*Given records*:
—————
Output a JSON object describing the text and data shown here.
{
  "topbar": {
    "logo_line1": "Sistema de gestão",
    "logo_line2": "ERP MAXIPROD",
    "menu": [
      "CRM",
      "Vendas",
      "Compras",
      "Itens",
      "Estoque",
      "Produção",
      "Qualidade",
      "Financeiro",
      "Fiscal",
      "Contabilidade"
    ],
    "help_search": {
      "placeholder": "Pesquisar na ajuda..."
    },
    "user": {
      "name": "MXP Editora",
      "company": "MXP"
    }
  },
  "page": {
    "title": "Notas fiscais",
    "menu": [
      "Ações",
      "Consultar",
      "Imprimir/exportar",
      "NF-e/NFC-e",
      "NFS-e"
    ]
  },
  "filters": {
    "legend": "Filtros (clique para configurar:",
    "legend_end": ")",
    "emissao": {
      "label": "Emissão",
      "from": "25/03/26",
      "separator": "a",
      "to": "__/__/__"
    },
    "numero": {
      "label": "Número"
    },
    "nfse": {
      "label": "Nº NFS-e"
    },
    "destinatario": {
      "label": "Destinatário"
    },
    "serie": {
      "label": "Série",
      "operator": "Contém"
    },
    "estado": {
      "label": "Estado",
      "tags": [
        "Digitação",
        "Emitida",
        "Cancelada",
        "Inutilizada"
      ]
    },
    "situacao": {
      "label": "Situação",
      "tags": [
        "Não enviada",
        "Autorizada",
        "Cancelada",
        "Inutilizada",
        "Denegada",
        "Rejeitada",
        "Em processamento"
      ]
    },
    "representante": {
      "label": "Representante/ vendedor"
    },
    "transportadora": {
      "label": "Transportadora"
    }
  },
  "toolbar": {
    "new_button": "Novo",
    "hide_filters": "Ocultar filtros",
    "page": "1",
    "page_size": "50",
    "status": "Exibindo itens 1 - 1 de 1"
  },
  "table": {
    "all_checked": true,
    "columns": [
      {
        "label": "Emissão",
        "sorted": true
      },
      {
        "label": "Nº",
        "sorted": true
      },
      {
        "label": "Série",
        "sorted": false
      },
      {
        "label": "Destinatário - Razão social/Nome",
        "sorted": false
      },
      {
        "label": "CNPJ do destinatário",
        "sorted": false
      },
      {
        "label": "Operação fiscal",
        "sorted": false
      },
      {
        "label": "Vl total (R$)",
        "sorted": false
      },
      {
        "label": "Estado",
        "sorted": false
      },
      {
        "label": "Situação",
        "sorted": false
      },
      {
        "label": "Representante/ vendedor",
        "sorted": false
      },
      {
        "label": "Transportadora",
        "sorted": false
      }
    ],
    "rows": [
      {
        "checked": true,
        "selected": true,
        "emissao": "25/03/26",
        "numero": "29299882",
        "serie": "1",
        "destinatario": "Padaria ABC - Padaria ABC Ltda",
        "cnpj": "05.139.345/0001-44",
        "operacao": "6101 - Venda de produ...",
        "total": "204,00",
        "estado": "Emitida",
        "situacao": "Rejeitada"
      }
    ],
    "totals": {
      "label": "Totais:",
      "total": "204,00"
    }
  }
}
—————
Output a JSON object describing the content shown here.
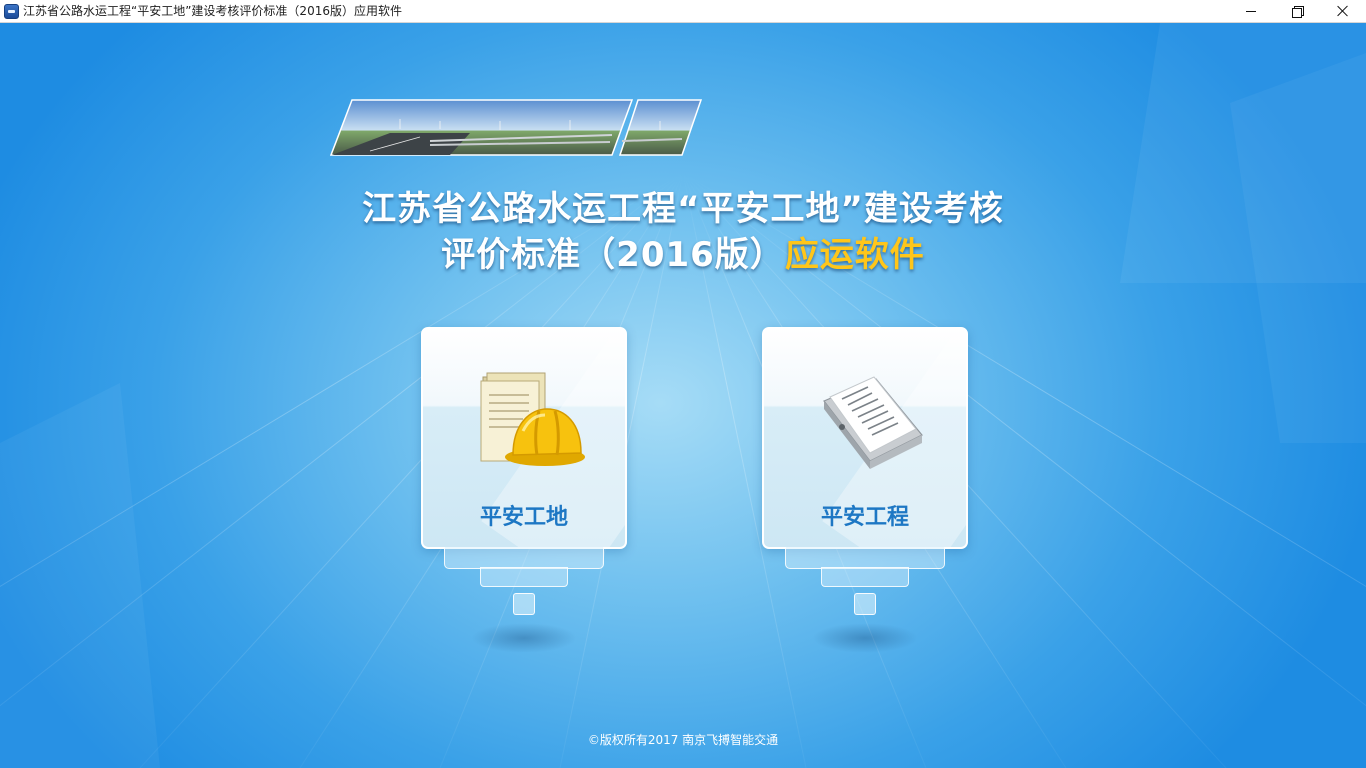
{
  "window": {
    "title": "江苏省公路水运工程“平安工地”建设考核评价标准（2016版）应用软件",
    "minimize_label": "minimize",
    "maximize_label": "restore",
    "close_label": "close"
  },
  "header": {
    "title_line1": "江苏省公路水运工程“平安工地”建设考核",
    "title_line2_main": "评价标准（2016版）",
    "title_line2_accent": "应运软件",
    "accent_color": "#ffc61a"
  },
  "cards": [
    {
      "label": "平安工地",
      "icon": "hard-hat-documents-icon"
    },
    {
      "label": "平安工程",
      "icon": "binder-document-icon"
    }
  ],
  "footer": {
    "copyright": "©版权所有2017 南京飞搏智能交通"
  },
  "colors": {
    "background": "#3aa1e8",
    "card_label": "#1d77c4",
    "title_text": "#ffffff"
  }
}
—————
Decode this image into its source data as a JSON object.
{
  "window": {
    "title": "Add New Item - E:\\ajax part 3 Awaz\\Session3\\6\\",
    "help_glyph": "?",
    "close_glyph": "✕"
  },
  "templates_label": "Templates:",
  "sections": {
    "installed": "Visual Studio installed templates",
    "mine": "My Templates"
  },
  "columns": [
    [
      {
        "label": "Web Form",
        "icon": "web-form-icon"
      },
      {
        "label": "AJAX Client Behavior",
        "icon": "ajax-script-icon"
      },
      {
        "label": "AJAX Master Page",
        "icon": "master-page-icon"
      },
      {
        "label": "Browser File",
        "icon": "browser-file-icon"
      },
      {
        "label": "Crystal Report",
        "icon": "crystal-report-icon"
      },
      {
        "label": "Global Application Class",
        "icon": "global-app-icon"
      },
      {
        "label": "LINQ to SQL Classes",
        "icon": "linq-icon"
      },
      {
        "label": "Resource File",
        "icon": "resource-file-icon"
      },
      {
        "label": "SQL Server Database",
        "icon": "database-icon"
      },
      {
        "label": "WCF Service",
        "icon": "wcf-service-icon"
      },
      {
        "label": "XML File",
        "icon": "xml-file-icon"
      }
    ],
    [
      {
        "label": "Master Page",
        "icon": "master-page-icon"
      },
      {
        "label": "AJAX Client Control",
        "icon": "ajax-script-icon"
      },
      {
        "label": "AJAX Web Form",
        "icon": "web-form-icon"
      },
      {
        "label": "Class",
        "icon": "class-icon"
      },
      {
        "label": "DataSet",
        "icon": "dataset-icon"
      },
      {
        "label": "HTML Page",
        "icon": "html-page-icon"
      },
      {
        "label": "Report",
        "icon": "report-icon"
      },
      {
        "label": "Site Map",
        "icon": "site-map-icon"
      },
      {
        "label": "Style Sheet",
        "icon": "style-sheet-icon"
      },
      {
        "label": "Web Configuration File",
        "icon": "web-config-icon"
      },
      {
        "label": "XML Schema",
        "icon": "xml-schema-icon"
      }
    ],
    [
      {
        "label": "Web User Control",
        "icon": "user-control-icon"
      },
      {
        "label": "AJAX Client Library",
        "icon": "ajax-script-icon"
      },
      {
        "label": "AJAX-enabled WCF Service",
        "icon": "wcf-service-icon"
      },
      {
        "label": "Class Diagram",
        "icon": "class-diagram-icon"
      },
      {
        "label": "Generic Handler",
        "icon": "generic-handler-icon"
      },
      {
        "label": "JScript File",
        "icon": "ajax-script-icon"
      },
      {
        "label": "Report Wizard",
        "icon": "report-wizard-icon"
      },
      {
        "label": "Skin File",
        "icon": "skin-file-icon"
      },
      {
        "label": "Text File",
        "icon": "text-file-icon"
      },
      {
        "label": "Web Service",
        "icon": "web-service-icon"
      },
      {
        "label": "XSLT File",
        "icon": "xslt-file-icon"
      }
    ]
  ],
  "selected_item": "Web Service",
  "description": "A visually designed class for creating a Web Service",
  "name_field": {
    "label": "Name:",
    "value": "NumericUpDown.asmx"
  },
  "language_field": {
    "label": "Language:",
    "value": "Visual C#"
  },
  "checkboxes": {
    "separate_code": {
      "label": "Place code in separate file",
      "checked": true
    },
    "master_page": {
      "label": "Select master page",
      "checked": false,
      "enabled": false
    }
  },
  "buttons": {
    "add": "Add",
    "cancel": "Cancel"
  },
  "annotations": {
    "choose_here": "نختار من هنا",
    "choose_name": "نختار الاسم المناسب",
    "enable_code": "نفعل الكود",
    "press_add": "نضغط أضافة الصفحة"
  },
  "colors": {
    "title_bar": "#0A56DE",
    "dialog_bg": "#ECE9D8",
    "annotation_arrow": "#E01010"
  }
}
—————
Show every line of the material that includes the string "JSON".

*Task answer*:
Output a JSON object describing the text and data shown here.
Output a JSON object describing the content shown here.
Decode this image into its source data as a JSON object.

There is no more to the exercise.